I hope no one is offended.

Friday, June 17, 2011

Mallard Ducklings

I'm stuck in NY. I was supposed to fly home last night, but my flight was canceled. The worst part of it is that I am going to be late for my church's Strawberry Blues Festival. It's the first year we added Blues to the fund raiser and I had set up some stage lights for it. I'm going to be late so I'm not sure how it will turn out, but I have my son and another church member helping out in my absence. Bums me out big time.
So, while I'm waiting for my flight I thought I'd see if I could catch up on some posting.
Tis the season for ducklings and goslings. I saw these Mallard ducklings with mom near the parking lot at Fernhill Wetlands last Sunday. They sure are cute!

Thursday, June 16, 2011

Red-breasted Sapsucker

Last Saturday my wife joined me for a walk through Mount Talbert Nature Park. It was my first visit and while it was a beautiful park, there weren't a lot of birds in view. We heard several, but like many densely wooded parks, the birds have many places to hide.
At one point along one of the many trails there was a clearing. It was there that I saw only my second sighting of a Red-breasted Sapsucker. I found its behavior interesting as, not only did it fly aggressively from tree to tree, but it also would hover in the air occasionally. Not behavior I would expect from a woodpecker. Also, when I zoomed in on the images I realized that it was actually catching insects as it had a couple in its bill. Checking on All About Birds, it states "Forages for insects by gleaning, probing, prying, tapping, and flycatching." So, I guess the behavior was not unusual after all.

Sunday, June 12, 2011

Clark's Grebe
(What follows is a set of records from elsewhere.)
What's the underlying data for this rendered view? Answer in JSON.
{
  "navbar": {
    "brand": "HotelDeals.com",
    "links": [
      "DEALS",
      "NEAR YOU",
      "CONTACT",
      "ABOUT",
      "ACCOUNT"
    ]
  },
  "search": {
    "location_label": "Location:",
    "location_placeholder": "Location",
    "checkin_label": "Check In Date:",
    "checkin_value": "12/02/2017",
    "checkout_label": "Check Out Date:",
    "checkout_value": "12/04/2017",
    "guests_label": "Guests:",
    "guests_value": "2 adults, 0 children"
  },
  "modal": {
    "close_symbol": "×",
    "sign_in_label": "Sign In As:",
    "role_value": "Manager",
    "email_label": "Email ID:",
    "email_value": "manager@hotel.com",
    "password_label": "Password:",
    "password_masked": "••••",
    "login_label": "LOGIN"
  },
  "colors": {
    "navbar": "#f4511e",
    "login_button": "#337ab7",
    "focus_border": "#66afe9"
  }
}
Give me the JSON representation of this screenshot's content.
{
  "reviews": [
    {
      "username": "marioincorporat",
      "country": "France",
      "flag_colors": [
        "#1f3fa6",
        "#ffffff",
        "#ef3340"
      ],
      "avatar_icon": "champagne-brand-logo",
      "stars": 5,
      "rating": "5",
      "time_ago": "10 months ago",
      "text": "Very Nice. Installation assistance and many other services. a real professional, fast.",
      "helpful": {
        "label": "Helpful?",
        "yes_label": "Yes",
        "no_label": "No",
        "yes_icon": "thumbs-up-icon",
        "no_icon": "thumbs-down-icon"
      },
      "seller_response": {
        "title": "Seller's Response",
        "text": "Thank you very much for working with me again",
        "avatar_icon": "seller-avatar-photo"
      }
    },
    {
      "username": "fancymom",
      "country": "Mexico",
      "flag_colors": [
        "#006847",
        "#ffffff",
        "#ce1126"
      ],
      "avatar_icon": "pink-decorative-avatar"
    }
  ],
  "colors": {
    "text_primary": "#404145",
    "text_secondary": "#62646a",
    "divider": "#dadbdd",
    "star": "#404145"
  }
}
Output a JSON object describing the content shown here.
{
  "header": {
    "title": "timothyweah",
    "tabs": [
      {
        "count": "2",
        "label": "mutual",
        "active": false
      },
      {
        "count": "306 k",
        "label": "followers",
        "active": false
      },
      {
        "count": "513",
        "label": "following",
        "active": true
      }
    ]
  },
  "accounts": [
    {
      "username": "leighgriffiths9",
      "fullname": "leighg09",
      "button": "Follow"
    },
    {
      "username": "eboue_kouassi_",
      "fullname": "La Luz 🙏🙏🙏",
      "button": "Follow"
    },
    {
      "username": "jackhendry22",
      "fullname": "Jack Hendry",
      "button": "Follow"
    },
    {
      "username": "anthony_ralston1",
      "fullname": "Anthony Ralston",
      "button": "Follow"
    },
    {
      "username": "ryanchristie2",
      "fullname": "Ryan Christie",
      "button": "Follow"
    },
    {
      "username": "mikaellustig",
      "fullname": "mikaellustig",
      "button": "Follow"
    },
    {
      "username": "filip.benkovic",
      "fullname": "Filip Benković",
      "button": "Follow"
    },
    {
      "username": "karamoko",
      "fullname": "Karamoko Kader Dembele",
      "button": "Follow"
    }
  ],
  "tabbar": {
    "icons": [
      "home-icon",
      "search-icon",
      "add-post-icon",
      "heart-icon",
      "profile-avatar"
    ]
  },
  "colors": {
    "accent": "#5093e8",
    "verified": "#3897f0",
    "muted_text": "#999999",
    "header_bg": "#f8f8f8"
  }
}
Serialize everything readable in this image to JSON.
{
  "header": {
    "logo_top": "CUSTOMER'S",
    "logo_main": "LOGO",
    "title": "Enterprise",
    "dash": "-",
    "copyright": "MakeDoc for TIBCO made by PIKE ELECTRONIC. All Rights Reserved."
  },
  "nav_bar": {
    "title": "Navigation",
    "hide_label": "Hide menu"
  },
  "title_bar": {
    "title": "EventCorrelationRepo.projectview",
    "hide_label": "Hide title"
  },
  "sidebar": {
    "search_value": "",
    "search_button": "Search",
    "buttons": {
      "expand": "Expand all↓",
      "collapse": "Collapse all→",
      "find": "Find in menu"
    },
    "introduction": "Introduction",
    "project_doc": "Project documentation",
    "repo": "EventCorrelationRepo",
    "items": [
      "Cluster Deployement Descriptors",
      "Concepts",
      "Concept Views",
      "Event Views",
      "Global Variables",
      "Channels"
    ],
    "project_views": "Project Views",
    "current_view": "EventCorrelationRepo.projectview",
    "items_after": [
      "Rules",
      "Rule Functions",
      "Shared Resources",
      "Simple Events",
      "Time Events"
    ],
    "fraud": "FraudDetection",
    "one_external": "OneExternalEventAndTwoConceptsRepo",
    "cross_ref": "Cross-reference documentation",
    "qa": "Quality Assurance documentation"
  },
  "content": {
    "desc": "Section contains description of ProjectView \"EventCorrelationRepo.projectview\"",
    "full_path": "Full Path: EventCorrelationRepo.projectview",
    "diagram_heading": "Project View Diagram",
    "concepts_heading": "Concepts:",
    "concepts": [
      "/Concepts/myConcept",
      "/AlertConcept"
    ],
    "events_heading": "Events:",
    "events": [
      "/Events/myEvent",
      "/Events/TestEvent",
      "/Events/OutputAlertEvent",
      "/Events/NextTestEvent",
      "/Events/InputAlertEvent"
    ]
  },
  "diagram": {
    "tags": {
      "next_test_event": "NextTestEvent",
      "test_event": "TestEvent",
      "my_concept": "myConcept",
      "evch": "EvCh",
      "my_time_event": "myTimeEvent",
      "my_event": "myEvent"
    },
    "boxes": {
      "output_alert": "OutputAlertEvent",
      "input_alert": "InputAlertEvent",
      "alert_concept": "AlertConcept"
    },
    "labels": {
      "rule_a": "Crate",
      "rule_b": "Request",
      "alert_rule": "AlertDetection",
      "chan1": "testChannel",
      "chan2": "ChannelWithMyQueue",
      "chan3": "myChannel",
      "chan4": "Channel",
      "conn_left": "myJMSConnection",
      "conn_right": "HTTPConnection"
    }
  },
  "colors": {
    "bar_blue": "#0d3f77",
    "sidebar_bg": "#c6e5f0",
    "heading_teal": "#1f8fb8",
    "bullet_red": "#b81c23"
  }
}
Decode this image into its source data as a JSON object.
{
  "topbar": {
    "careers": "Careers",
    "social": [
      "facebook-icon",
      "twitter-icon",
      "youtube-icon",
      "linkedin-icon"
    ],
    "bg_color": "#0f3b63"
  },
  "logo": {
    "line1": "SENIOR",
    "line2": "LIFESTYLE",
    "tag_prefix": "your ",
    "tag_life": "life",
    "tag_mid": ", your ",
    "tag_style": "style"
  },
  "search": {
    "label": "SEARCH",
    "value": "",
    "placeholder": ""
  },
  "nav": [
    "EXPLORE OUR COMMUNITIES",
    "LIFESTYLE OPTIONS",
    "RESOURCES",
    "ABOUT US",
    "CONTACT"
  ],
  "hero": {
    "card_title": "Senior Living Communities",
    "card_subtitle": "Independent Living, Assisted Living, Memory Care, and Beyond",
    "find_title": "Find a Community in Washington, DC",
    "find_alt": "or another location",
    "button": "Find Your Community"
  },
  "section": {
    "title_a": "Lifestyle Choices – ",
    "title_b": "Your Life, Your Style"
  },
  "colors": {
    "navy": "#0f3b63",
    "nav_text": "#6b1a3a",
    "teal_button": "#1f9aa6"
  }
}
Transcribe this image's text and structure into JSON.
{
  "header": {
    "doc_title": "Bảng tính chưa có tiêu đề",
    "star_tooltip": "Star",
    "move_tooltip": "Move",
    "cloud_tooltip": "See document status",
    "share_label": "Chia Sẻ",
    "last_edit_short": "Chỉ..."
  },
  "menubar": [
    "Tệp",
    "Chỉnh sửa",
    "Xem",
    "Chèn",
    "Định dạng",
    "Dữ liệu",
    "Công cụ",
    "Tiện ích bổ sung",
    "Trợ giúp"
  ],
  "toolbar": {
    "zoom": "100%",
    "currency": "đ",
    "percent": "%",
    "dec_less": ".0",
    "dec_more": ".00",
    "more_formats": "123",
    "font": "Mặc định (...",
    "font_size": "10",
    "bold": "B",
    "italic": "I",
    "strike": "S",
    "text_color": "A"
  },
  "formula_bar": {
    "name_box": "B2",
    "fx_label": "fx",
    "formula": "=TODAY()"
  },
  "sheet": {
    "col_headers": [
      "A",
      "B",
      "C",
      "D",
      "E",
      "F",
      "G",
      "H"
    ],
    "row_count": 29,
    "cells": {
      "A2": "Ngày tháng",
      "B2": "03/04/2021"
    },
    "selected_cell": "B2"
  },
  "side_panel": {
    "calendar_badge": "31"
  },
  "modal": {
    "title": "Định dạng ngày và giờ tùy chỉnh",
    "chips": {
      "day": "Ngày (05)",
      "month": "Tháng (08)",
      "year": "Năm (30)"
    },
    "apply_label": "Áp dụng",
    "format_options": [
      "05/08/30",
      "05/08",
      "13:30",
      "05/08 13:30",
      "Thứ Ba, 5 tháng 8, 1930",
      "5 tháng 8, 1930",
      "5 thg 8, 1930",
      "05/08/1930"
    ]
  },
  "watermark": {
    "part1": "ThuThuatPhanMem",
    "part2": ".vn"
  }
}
An interesting day at Fernhill Wetlands today. The migrants were pretty much gone. I saw no Western Tanagers, Yellow Warblers, Wilson's Warblers or Warbling Vireos. I didn't even see any Yellow-rumped Warblers or Savannah Sparrows.
But there were other fun things to see such as a Greater White-fronted Goose, some hybrid Canada Geese (domestic Greylag x Canada Goose), Virginia Rails and three Clark's Grebes as seen above.
The Grebe's stayed out in the middle of of Fernhill Lake for most of the morning while I was there, but one ventured reasonably close to shore for a bit. It was kind of fun as while it was feeding under water, I would reposition myself where I thought it would surface. Take a few shots and then repeat the process. Eventually it rejoined the other two well out of reach of my lens.